The U.S. Supreme Court has set Wednesday, April 25 as the date when it will finally hear Arizona’s appeal of the two year old federal court injunction issued against several provisions of anti-immigration law SB 1070. It will likely take several months after the April hearing for the court to actually issue its ruling.
Although Arizona has been enforcing SB 1070 since it was signed into law in April 2010, several major provisions have been ruled unconstitutional and thus put on hold.

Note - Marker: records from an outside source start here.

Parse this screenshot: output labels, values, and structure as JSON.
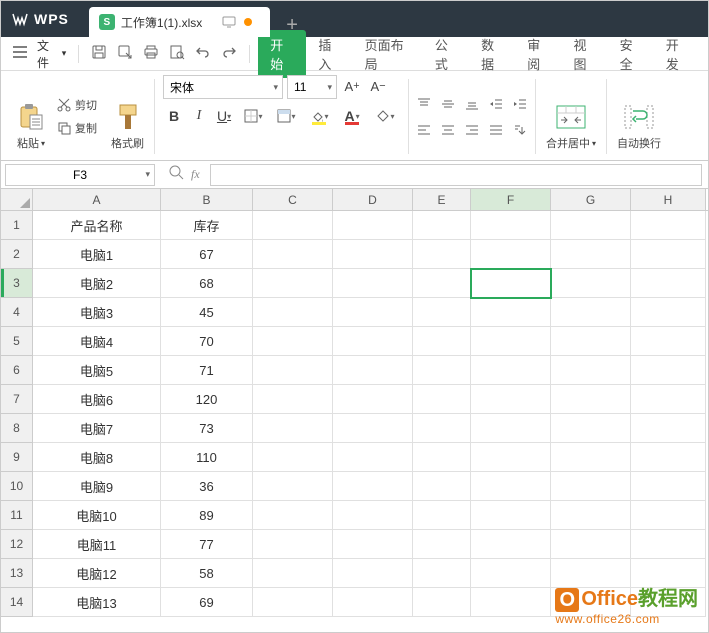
{
  "app": {
    "name": "WPS"
  },
  "tab": {
    "filename": "工作簿1(1).xlsx",
    "doc_badge": "S"
  },
  "menu": {
    "file": "文件",
    "tabs": [
      "开始",
      "插入",
      "页面布局",
      "公式",
      "数据",
      "审阅",
      "视图",
      "安全",
      "开发"
    ],
    "active_index": 0
  },
  "ribbon": {
    "paste": "粘贴",
    "cut": "剪切",
    "copy": "复制",
    "format_painter": "格式刷",
    "font_name": "宋体",
    "font_size": "11",
    "merge_center": "合并居中",
    "auto_wrap": "自动换行"
  },
  "namebox": "F3",
  "columns": [
    "A",
    "B",
    "C",
    "D",
    "E",
    "F",
    "G",
    "H"
  ],
  "selected_col_index": 5,
  "selected_row_index": 2,
  "rows": [
    {
      "n": "1",
      "a": "产品名称",
      "b": "库存"
    },
    {
      "n": "2",
      "a": "电脑1",
      "b": "67"
    },
    {
      "n": "3",
      "a": "电脑2",
      "b": "68"
    },
    {
      "n": "4",
      "a": "电脑3",
      "b": "45"
    },
    {
      "n": "5",
      "a": "电脑4",
      "b": "70"
    },
    {
      "n": "6",
      "a": "电脑5",
      "b": "71"
    },
    {
      "n": "7",
      "a": "电脑6",
      "b": "120"
    },
    {
      "n": "8",
      "a": "电脑7",
      "b": "73"
    },
    {
      "n": "9",
      "a": "电脑8",
      "b": "110"
    },
    {
      "n": "10",
      "a": "电脑9",
      "b": "36"
    },
    {
      "n": "11",
      "a": "电脑10",
      "b": "89"
    },
    {
      "n": "12",
      "a": "电脑11",
      "b": "77"
    },
    {
      "n": "13",
      "a": "电脑12",
      "b": "58"
    },
    {
      "n": "14",
      "a": "电脑13",
      "b": "69"
    }
  ],
  "watermark": {
    "brand_o": "O",
    "brand_office": "Office",
    "brand_suffix": "教程网",
    "url": "www.office26.com"
  }
}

These provisions include requiring law enforcement officers to determine the legal residency status of all those they stop, forbidding law enforcement from releasing a person until their legal status has been determined, making it a crime for any individual to not carry documented proof of their legal residency status at all times, making it a crime for someone who is not an authorized U.S. resident to seek employment in the state, and allowing the warrant-less arrest of anyone suspected of being potentially deportable. The Supreme Court ruling will determine if these provisions can be enacted.
Although the Supreme Court is not set to hear Arizona’s appeal for almost three months, some legal experts are already anticipating that the court will side with the state on this issue. Although lower court judges have thus far been overwhelmingly sympathetic to the Obama administration in blocking states from enforcing legislation that interferes with the federal government’s sole authority to enforce immigration law, the Supreme Court has already issued several rulings that infer that the current justices may be more sympathetic to the “states rights” argument. At least five justices, Scalia, Kennedy, Thomas, Alito and Roberts are expected to side with Arizona in this case.
If the Supreme Court does overturn the injunction currently issued against SB 1070, the implications will reach far beyond Arizona’s borders. Already lower courts have ruled unconstitutional laws and parts of laws similar to SB 1070 in South Carolina, Georgia, Indiana, Utah and Alabama. And, if given more leeway by the court to do so, a number of other states are almost certain to begin crafting their own 1070-type state anti-immigrant legislation.
As Justice Elena Kagan has recused herself from hearing the Arizona appeal, due to her former position as solicitor general during the Obama administration, five justices will need to side with the state in order for the injunction to be overturned. If the justices are evenly split, the currently issued federal appeals court ruling will stand.